Additionally, regular upkeep and maintenance of forklift trucks are also vital in avoiding forklift accidents. If a forklift is not properly maintained, it can be very dangerous. For example, faulty brakes or steering from poor maintenance can easily lead to an accident.

Naturally, proper maintenance requires the proper tools. Often, companies look to save money by not obtaining the right equipment to maintain heavy machinery, which can lead to accidents.

OSHA Safety Standards Regarding Forklift Operators

The Occupational Safety And Health Administration (OSHA) has a set of regulations in regard to forklifts. These occupational health regulations cover various topics, including the types of forklifts which may be used depending on the industry, how fuels need to be stored, and even labeling.

They may be stringent, but OSHA’s guidelines protect workers and prevent many forklift accidents. Just a few examples of these include:

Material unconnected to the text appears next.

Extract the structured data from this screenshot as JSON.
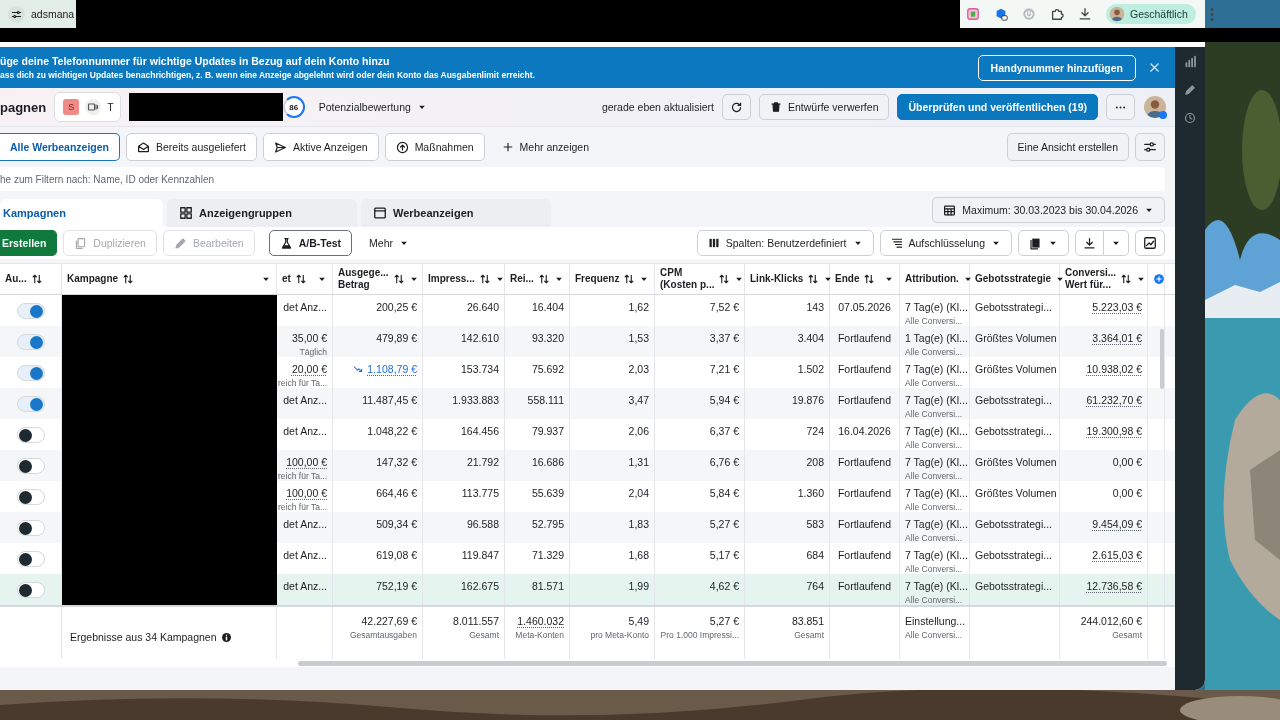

  • No one under the age of 18 may operate a forklift.
  • All new forklifts purchased by a company must meet the design and construction standards in the “American National Standard for Powered Industrial Trucks, Part II, ANSI B56.1-1969”.
  • Modifications cannot be made to the forklift without the manufacturer’s written approval.
  • Electrically powered units must have safeguards against fire hazards.
  • Forklifts may not be used in an environment that has hazardous concentrations of metal dust, including aluminum, magnesium, and their commercial alloys, other metals of similarly hazardous characteristics, or in atmospheres containing carbon black, coal or coke dust unless approved forklifts that have been designed for that purpose.
  • Only forklifts that are approved and designated as DS, DY, ES, EE, EX, GS, or LPS may be used where ignitable fibers are stored or handled.

As was stated, these are just a few of the examples of the regulations that exist. Employers are responsible for reading and knowing these regulations and providing employees with proper training.

The Most Common Injuries Resulting From Forklift Accidents

When someone is in a forklift and an accident occurs, common injuries that are diagnosed at the hospital include:


If electrocution occurs or an explosion, burns are likely. Burns comes in degrees, 1st, 2nd, 3rd, and 4th. Depending on the severity of the burn, months of hospitalization may be required and the likelihood of complications due to infection is high.

In addition to the required medical care, burns have a long-lasting impact on a patient due to the incredible pain that is caused and the scarring that is left behind.

Broken Bones

Any bone can be broken; if the break is bad enough, that bone can cause further damage to surrounding tissue, muscle, and nerves. Depending on the break and the additional damage, a broken bone can take months to treat and can keep a patient from returning to work for months.

Joint Injuries

Damage to a joint can result in lifelong pain, arthritis, and a limited range of motion. Multiple surgeries may be required to fix the injury.

Traumatic Brain Injuries

Brain injuries come in two varieties, closed and open. In a closed brain injury, the skull and tissue remain intact. However, that doesn’t mean that the tissue isn’t’ damaged. Bruising and bleeding can occur that may result in tissue death. This damage can result in memory loss, chronic headache, difficulty speaking, issues with vision, and other disruptive symptoms.

An open brain injury is when the skull is broken, and the brain’s tissue is penetrated by either a piece of the skull or a foreign object.

Spinal Cord Damage

Damage to the spinal cord can result in constant numbness, tingling, burning sensation, partial paralysis, or total paralysis.

The cost of the medical care needed to treat any one of these injuries is immense and an injured forklift worker shouldn’t have to handle the burden of these costs.

If you or a loved one has been injured in a forklift accident, contact the experienced workers’ compensation attorneys at Schuster Law to learn more about how you may be able to recover compensation that will cover your medical bills.